Would you please copy out each entry exactly?

[Data items]
——
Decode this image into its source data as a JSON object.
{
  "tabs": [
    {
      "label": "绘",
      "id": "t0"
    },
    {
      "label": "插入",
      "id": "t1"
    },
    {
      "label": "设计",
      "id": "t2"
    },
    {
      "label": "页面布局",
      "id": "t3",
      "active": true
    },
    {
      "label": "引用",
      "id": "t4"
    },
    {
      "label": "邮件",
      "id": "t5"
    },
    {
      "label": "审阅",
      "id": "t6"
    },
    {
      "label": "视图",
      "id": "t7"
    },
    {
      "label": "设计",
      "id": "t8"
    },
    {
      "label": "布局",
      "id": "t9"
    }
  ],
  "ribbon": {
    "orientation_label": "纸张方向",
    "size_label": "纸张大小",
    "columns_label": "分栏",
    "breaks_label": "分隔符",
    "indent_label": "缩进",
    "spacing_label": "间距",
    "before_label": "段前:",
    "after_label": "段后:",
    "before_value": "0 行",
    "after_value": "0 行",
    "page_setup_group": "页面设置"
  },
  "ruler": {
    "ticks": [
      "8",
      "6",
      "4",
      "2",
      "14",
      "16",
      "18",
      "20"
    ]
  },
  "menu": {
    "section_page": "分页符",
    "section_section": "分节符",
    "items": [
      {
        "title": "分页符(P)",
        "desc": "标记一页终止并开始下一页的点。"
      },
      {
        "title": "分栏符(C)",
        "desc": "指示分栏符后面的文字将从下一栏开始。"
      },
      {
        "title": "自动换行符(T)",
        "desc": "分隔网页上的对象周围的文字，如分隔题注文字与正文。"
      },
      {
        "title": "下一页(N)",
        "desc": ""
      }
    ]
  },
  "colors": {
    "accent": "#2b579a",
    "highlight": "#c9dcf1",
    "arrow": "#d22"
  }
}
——
→ **Output of the task**
Decode this image into its source data as a JSON object.
{
  "tabs": [
    {
      "label": "绘",
      "id": "t0"
    },
    {
      "label": "插入",
      "id": "t1"
    },
    {
      "label": "设计",
      "id": "t2"
    },
    {
      "label": "页面布局",
      "id": "t3",
      "active": true
    },
    {
      "label": "引用",
      "id": "t4"
    },
    {
      "label": "邮件",
      "id": "t5"
    },
    {
      "label": "审阅",
      "id": "t6"
    },
    {
      "label": "视图",
      "id": "t7"
    },
    {
      "label": "设计",
      "id": "t8"
    },
    {
      "label": "布局",
      "id": "t9"
    }
  ],
  "ribbon": {
    "orientation_label": "纸张方向",
    "size_label": "纸张大小",
    "columns_label": "分栏",
    "breaks_label": "分隔符",
    "indent_label": "缩进",
    "spacing_label": "间距",
    "before_label": "段前:",
    "after_label": "段后:",
    "before_value": "0 行",
    "after_value": "0 行",
    "page_setup_group": "页面设置"
  },
  "ruler": {
    "ticks": [
      "8",
      "6",
      "4",
      "2",
      "14",
      "16",
      "18",
      "20"
    ]
  },
  "menu": {
    "section_page": "分页符",
    "section_section": "分节符",
    "items": [
      {
        "title": "分页符(P)",
        "desc": "标记一页终止并开始下一页的点。"
      },
      {
        "title": "分栏符(C)",
        "desc": "指示分栏符后面的文字将从下一栏开始。"
      },
      {
        "title": "自动换行符(T)",
        "desc": "分隔网页上的对象周围的文字，如分隔题注文字与正文。"
      },
      {
        "title": "下一页(N)",
        "desc": ""
      }
    ]
  },
  "colors": {
    "accent": "#2b579a",
    "highlight": "#c9dcf1",
    "arrow": "#d22"
  }
}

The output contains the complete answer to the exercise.